* **What this task involves**
Reproduce each line of the data exactly as it is.
■ ■ ■ ■ ■
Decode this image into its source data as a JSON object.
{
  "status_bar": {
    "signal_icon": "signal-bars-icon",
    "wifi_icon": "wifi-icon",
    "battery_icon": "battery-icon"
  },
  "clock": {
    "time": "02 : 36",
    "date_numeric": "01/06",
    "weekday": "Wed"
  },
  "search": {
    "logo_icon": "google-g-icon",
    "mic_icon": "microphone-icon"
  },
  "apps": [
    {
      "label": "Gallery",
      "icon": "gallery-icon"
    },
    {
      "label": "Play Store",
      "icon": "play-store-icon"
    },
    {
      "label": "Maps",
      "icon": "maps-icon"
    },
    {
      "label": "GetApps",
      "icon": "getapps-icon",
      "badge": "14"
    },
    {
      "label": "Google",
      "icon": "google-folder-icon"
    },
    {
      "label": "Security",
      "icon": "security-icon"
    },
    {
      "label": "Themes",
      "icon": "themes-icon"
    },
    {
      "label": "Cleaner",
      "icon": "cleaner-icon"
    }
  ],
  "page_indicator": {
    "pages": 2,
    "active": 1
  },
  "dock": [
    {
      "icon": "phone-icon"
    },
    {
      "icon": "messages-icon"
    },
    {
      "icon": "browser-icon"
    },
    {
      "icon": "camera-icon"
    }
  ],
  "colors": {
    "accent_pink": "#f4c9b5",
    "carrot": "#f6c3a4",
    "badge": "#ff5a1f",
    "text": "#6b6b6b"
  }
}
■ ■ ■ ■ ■
* **Exercise answer**
Decode this image into its source data as a JSON object.
{
  "status_bar": {
    "signal_icon": "signal-bars-icon",
    "wifi_icon": "wifi-icon",
    "battery_icon": "battery-icon"
  },
  "clock": {
    "time": "02 : 36",
    "date_numeric": "01/06",
    "weekday": "Wed"
  },
  "search": {
    "logo_icon": "google-g-icon",
    "mic_icon": "microphone-icon"
  },
  "apps": [
    {
      "label": "Gallery",
      "icon": "gallery-icon"
    },
    {
      "label": "Play Store",
      "icon": "play-store-icon"
    },
    {
      "label": "Maps",
      "icon": "maps-icon"
    },
    {
      "label": "GetApps",
      "icon": "getapps-icon",
      "badge": "14"
    },
    {
      "label": "Google",
      "icon": "google-folder-icon"
    },
    {
      "label": "Security",
      "icon": "security-icon"
    },
    {
      "label": "Themes",
      "icon": "themes-icon"
    },
    {
      "label": "Cleaner",
      "icon": "cleaner-icon"
    }
  ],
  "page_indicator": {
    "pages": 2,
    "active": 1
  },
  "dock": [
    {
      "icon": "phone-icon"
    },
    {
      "icon": "messages-icon"
    },
    {
      "icon": "browser-icon"
    },
    {
      "icon": "camera-icon"
    }
  ],
  "colors": {
    "accent_pink": "#f4c9b5",
    "carrot": "#f6c3a4",
    "badge": "#ff5a1f",
    "text": "#6b6b6b"
  }
}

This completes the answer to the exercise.